According to Qantas, the number of people who took advantage of WiFi during the trial was "extremely low." Relatively small download limits (between 9 MB and 35 MB; a movie is about 800MB) and spotty service spurred complaints. As well, the service was offered mainly on overnight flights. "People preferred to sleep than surf the web," the airline said in a statement.

At Etihad, offering WiFi is part of its luxe carrier image. The airline's "Wi-Fly" is the result of a $1-billion (U.S.) agreement with Panasonic Avionics, according to CEO James Hogan. "We … offer our guests the most engaging and dynamic inflight entertainment options," he said in a statement.

So is sky-high WiFi worth it? A look at the pros and cons.


Working flights: People who fly for work often have a lot on their plates. The ability to have access to all your contacts and information is precious (and can be a leg up on people who fly on WiFi-less planes). According to a quick poll of passengers in Air Canada's Maple Leaf Lounge at Toronto's Pearson airport this week, business-class travellers are almost universally in favour of midair connectivity.

Elizabeth McAlister, a UN international development consultant on her way across the Atlantic on Lufthansa, said her job involves reading endless documents that refer to other documents; being able to jump between them is invaluable. (Lufthansa is the only transatlantic airline serving Canada that offers full WiFi service.)

Entertain yourself: Air Canada's inflight entertainment is good, but most airlines have sparse offerings. Unless you are really sorry you missed 10,000 B.C. in the theatres, wouldn't you like the option to catch some BuzzFeed slideshows or sign onto Netflix?

De-stress: According to one Boeing study, more than 30 per cent of people are either anxious or outright afraid of flying. Having access to e-mail, your Facebook page and soothing pictures of kittens in cups can help calm shattered nerves.


Working flights: For busy flyers, cabin-time can be a palate cleanser: It's often the only quiet part of a road warrior's day. Ray Dowbenko, who was travelling to Paris on Air Canada, is not overtly opposed to inflight WiFi, but finds its utility overrated. "My world is not going to fall apart from Toronto to Beijing," he said.

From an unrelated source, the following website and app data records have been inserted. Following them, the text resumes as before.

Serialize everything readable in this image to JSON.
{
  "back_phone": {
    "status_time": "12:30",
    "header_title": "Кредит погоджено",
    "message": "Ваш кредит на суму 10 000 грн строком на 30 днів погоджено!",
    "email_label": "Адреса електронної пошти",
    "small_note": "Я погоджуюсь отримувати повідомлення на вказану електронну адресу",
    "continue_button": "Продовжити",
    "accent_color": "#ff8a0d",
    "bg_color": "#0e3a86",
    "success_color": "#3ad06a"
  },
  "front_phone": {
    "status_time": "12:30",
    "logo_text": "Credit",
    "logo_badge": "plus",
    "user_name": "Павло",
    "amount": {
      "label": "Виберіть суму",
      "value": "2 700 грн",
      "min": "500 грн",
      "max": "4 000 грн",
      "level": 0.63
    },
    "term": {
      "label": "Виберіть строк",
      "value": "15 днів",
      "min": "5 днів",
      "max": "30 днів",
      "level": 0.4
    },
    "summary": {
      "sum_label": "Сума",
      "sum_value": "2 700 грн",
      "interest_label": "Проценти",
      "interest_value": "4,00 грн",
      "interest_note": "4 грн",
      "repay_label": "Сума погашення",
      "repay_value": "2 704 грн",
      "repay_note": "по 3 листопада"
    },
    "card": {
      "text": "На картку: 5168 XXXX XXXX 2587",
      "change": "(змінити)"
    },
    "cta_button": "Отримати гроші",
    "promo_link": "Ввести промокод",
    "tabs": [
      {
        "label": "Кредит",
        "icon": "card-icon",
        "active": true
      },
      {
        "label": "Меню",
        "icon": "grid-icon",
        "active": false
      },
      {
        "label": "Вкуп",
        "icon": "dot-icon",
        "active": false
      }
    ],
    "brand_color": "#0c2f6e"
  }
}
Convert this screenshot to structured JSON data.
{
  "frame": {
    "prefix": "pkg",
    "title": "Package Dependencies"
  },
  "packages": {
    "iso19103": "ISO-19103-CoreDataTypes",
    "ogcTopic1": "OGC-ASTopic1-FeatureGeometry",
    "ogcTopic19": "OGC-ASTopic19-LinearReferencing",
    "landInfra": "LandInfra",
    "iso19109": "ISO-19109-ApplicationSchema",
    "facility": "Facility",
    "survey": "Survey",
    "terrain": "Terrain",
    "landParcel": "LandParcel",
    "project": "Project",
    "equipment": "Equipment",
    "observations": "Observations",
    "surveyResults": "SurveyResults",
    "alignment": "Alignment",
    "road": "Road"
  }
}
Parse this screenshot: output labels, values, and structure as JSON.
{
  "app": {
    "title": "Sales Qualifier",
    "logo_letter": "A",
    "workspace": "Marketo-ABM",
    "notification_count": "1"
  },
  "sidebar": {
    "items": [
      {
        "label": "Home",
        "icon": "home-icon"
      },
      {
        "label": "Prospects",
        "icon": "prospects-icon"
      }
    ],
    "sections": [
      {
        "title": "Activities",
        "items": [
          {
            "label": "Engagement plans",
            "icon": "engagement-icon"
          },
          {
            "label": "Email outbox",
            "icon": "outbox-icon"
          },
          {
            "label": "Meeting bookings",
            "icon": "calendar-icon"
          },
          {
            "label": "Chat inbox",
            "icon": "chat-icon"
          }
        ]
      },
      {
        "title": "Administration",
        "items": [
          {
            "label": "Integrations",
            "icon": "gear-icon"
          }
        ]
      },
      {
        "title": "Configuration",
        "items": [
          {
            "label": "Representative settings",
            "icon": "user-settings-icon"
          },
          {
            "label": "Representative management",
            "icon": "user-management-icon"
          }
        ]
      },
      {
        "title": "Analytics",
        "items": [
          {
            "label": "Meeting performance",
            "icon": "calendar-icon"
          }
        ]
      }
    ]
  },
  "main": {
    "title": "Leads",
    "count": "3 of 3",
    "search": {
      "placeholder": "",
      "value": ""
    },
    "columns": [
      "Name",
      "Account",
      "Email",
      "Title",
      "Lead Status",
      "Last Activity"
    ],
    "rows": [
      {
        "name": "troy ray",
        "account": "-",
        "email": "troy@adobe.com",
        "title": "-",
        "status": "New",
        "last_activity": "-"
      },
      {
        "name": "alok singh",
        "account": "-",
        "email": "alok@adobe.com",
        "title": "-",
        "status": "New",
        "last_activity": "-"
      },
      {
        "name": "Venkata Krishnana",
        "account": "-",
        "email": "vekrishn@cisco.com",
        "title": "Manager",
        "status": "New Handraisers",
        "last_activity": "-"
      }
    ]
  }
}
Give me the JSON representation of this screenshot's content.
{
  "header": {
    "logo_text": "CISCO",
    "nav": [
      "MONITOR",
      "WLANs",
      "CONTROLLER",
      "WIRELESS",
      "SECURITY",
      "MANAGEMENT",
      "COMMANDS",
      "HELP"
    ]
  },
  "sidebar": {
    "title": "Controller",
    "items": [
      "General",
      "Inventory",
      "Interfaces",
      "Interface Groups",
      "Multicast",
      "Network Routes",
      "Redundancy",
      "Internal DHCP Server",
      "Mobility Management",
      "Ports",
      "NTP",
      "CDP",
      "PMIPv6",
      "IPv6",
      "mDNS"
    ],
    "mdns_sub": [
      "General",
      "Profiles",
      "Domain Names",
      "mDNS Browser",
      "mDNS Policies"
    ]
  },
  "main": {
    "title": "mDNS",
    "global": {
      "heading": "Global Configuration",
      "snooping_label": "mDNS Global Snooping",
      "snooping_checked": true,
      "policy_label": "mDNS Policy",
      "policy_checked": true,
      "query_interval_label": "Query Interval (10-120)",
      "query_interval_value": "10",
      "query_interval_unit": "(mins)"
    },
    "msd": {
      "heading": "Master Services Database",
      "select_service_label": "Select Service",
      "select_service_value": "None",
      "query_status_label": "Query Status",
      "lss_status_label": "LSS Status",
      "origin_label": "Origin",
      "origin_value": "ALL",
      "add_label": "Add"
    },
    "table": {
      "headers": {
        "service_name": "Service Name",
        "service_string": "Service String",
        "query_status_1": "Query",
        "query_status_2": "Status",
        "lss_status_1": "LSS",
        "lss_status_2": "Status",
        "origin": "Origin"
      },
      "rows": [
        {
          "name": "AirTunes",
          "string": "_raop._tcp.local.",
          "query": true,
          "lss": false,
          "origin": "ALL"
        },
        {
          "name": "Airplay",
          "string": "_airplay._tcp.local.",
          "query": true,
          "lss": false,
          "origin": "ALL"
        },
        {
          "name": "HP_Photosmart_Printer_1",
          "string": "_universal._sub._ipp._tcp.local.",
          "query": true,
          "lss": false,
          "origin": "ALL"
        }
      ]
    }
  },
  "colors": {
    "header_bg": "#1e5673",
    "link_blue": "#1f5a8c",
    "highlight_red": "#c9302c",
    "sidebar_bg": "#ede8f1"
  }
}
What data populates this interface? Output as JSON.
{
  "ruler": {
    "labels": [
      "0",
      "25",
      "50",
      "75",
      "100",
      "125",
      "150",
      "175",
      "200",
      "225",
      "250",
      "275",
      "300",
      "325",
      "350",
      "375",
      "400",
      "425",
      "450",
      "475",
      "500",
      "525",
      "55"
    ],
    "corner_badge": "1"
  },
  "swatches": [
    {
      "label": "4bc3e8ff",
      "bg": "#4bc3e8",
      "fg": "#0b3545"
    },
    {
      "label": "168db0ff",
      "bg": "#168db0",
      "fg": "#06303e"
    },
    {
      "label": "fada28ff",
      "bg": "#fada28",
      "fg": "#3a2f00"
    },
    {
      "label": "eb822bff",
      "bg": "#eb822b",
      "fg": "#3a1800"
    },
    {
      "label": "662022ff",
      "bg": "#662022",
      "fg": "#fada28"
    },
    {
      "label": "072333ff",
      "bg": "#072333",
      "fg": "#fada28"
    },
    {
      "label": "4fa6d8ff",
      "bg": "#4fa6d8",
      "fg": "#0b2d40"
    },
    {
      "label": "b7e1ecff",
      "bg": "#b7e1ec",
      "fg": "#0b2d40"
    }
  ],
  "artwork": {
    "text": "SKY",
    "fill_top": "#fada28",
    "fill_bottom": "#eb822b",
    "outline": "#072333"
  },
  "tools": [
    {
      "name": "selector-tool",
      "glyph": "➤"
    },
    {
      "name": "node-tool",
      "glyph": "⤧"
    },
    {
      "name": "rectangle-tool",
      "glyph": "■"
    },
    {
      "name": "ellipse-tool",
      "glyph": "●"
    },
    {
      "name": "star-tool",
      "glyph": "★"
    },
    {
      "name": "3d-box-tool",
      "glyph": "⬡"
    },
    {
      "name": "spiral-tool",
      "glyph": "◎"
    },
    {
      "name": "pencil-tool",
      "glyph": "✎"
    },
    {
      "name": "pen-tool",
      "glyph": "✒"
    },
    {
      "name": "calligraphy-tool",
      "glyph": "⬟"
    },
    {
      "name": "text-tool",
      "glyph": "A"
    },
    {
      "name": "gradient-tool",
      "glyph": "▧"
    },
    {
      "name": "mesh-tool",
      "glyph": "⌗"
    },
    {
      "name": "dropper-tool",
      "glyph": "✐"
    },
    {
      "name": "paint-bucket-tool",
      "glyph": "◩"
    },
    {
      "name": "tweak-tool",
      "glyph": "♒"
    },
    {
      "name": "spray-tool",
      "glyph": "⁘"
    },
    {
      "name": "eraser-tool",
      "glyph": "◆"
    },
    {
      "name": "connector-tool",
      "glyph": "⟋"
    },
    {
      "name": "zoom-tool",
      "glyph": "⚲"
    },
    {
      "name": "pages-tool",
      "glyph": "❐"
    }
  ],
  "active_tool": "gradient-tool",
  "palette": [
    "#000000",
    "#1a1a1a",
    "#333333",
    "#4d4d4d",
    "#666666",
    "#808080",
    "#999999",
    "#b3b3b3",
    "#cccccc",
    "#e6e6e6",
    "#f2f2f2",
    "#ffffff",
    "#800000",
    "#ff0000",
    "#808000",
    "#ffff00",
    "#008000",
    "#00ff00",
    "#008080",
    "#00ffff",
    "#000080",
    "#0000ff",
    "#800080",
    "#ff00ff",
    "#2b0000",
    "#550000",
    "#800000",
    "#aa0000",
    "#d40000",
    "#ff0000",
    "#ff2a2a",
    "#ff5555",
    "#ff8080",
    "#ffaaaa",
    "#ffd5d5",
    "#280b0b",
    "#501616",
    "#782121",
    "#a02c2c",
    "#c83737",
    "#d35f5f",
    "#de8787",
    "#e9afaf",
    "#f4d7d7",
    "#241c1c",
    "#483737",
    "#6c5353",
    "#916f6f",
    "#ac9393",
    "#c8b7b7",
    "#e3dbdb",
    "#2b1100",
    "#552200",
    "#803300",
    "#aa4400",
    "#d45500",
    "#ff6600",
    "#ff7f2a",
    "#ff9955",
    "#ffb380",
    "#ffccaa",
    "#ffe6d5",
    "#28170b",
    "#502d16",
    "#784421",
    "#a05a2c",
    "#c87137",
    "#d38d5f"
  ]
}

Entertain yourself: Though WiFi services have the ability to block content according to an airline's requests, no filter is fool-proof, which means that someone, somewhere on your flight will find porn. Do you want to be sitting next to him?

Missed connections: Sometimes, all you want is to talk to someone. And though some flyers cringe at the thought of a chatty seatmate, connections you make on planes can be valuable: As attests, the social and romantic possibilities are endless. But chances for any of this are greatly diminished if the person sitting next to you can chat online with people she already knows.